I am not sure why you are writing that str...Lubos,<br /><br />I am not sure why you are writing that string theory has nothing to say about the issue. The vertex ops.in string theory are on-shell in Lorentzian signature, there typically would be none in Euclidean space. The only observables that make sense are scattering amplitudes of such states, which are inherently Lorentzian. The worldsheet being Euclidean is a distraction, the target space is always Lorentzian.<br /><br />There is no doubt that in ordinary second quantized QFT Euclidean methods are sometimes important, sometime not (as in real-time finite temp.). You decide based on whether or not you have a good physical interpretation of what you are calculating. By physical I mean almost by definition Lorentzian, these are the things we measure.<br /><br />The issue with Euclidean QG has to do with whether we should take the path integral over metrics and its Euclidean continuation so seriously as to make it the defining principle of our theory, in regimes where Lorentzian intuition does not apply. Both components of this approach seem to me orthogonal to the way perturbative string theory works.<br /><br /> <br />best,<br /><br /><br />MosheAnonymousnoreply@blogger.comtag:blogger.com,1999:blog-8666091.post-1109610793507493702005-02-28T18:13:00.000+01:002005-02-28T18:13:00.000+01:00Well, if it's not called "t", then it's probably "...Well, if it's not called "t", then it's probably "tau" and/or "rho", depending on the picture, is not it? ;-)<br /><br />What if it's called theta? :-)<br /><br />In the context of quantum gravity, one must be prepared to complexify and rotate even more things than what we're used to from QFT in the Minkowski space.<br /><br />Joking aside, I would like to say that I, too, am on Lubos's side in this one. Maybe I am not so confident about *why* euclideanization works, but I am sure that declaring that something is junk on the basis of philosophical principles is not the way to do physics. The opponents of Wickism should either come up with a concrete demonstration that it won't work the way Lubos wants it to, or they should let him get on with pushing it as far as it will go. I'm making this declaration because I detect a sort of vague anti-euclidean sentiment in the community and I think that could be very harmful. As Lubos says, we need more Wicks, not less! :-) The OVV paper is a good example of the way to go.Anonymousnoreply@blogger.comtag:blogger.com,1999:blog-8666091.post-1109606606941567372005-02-28T17:03:00.000+01:002005-02-28T17:03:00.000+01:00Well, if it's not called "t", then it's probably "...Well, if it's not called "t", then it's probably "tau" and/or "rho", depending on the picture, is not it? ;-)<br /><br />The point is that there are many ways to do the calculations.
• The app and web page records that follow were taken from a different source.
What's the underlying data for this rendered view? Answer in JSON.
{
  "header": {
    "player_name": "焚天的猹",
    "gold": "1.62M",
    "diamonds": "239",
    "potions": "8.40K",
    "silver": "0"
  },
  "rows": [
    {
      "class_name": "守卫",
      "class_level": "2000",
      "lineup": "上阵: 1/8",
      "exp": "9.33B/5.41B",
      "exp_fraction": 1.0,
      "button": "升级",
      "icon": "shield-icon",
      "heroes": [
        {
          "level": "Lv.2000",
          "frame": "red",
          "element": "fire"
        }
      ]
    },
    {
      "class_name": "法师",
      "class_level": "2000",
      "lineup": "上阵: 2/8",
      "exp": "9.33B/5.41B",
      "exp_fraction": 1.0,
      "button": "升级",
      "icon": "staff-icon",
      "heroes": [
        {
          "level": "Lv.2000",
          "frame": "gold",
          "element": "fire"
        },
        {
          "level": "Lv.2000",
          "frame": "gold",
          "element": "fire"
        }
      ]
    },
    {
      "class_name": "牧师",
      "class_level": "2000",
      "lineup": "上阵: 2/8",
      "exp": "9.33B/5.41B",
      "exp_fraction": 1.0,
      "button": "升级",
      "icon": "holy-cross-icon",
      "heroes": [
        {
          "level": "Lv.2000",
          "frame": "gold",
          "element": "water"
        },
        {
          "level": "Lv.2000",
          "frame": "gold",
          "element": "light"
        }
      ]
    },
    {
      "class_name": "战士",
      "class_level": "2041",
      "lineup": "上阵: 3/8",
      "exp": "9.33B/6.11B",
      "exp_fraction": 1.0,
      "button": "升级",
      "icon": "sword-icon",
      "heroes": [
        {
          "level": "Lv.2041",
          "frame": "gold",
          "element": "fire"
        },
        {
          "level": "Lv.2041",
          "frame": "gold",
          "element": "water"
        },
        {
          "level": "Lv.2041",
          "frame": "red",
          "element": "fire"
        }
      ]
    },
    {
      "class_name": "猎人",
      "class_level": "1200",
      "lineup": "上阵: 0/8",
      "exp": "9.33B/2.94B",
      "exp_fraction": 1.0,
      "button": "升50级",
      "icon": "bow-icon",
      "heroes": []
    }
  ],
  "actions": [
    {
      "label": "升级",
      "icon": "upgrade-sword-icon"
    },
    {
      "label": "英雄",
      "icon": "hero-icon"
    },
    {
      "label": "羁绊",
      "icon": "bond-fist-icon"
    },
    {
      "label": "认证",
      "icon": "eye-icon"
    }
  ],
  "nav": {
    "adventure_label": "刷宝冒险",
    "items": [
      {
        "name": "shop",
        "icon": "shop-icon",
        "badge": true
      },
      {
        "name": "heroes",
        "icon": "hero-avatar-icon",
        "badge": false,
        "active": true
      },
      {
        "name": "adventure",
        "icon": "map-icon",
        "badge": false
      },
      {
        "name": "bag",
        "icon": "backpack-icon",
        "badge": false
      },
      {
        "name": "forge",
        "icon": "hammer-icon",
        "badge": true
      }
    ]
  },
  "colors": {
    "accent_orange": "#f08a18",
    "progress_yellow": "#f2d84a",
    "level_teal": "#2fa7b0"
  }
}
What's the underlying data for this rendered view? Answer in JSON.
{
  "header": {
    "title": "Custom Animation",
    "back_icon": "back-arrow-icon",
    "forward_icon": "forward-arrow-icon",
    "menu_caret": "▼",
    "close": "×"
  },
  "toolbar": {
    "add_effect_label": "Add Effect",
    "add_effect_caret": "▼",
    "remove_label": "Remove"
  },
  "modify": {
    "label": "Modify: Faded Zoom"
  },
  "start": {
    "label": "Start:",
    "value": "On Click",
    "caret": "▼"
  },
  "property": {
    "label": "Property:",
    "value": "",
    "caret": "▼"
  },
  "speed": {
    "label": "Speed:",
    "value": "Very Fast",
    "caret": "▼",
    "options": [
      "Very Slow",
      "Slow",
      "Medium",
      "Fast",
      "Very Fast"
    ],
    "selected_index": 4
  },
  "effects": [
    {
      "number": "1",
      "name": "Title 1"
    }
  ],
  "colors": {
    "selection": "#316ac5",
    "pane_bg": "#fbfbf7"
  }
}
All procedures that are done properly are fine.<br /><br />In the context of quantum gravity, one must be prepared to complexify and rotate even more things than what we're used to from QFT in the Minkowski space.<br /><br />The new subtleties of GR indicate that we will have to spend *more* time with the continuations and rotations, not less.Luboš Motlhttps://www.blogger.com/profile/17487263983247488359noreply@blogger.com